The flu vaccine did a poor job protecting older Americans against the illness last winter, even though the vaccine was well-matched to the flu bugs going around.
U.S. health officials on Wednesday released new vaccine data showing it did a so-so job overall.
The vaccine was about 42 percent effective in preventing illness severe enough to send a patient to the doctor’s office. But it was essentially ineffective protecting some age groups. That includes people 65 and older — the group that’s hardest hit by flu, suffering the most deaths and hospitalizations.
The flu season that just ended was a long one that peaked in February and was considered moderately severe. But the flu-related hospitalization rate for older adults was the highest it’s been since the severe 2014-2015 flu season.
Results were presented at a meeting in Atlanta of the Advisory Committee on Immunization Practices, which provides vaccine advice to the CDC.
Experts are also looking at whether certain brands of vaccine offer more protection than others. About 40 percent of older Americans get a higher-dose flu vaccine that is supposed to work better.
Flu shots are recommended for virtually all Americans age 6 months or older.

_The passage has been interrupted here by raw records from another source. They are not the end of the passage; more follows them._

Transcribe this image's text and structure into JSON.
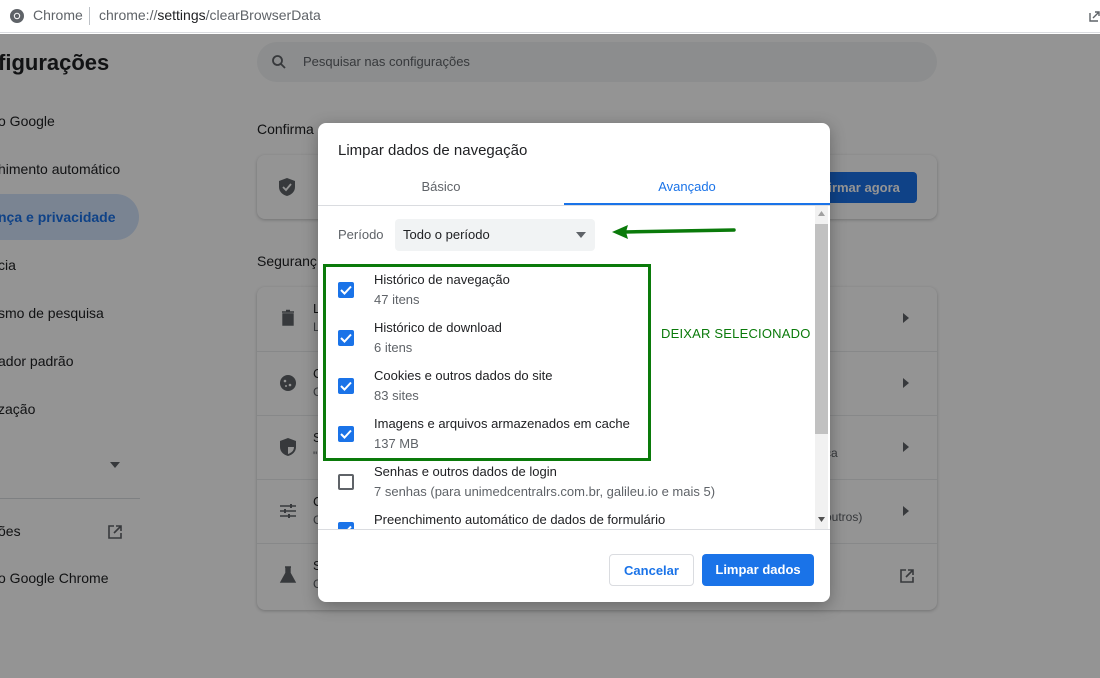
{
  "address_bar": {
    "app_name": "Chrome",
    "url_prefix": "chrome://",
    "url_host": "settings",
    "url_path": "/clearBrowserData"
  },
  "settings_page": {
    "title": "figurações",
    "search_placeholder": "Pesquisar nas configurações",
    "nav_items": [
      {
        "label": "o Google"
      },
      {
        "label": "himento automático"
      },
      {
        "label": "nça e privacidade",
        "active": true
      },
      {
        "label": "cia"
      },
      {
        "label": "smo de pesquisa"
      },
      {
        "label": "ador padrão"
      },
      {
        "label": "zação"
      },
      {
        "label": "ões"
      },
      {
        "label": "o Google Chrome"
      }
    ],
    "section_confirm": "Confirma",
    "section_security": "Seguranç",
    "confirm_button": "firmar agora",
    "rows": [
      {
        "icon": "trash-icon",
        "text": "L",
        "sub": "L"
      },
      {
        "icon": "cookie-icon",
        "text": "C",
        "sub": "C"
      },
      {
        "icon": "shield-icon",
        "text": "S",
        "sub": "\"",
        "tail": "ca"
      },
      {
        "icon": "tune-icon",
        "text": "C",
        "sub": "C",
        "tail": "outros)"
      },
      {
        "icon": "flask-icon",
        "text": "S",
        "sub": "C"
      }
    ]
  },
  "dialog": {
    "title": "Limpar dados de navegação",
    "tabs": [
      {
        "label": "Básico",
        "selected": false
      },
      {
        "label": "Avançado",
        "selected": true
      }
    ],
    "period_label": "Período",
    "period_value": "Todo o período",
    "options": [
      {
        "label": "Histórico de navegação",
        "sub": "47 itens",
        "checked": true
      },
      {
        "label": "Histórico de download",
        "sub": "6 itens",
        "checked": true
      },
      {
        "label": "Cookies e outros dados do site",
        "sub": "83 sites",
        "checked": true
      },
      {
        "label": "Imagens e arquivos armazenados em cache",
        "sub": "137 MB",
        "checked": true
      },
      {
        "label": "Senhas e outros dados de login",
        "sub": "7 senhas (para unimedcentralrs.com.br, galileu.io e mais 5)",
        "checked": false
      },
      {
        "label": "Preenchimento automático de dados de formulário",
        "sub": "",
        "checked": true
      }
    ],
    "cancel_button": "Cancelar",
    "clear_button": "Limpar dados"
  },
  "annotation": {
    "text": "DEIXAR SELECIONADO",
    "color": "#0a7a0a"
  },
  "colors": {
    "accent": "#1a73e8"
  }
}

Among infectious diseases, flu is considered one of the U.S.’s leading killers. CDC estimates there are tens of thousands of deaths each year from flu and pneumonia.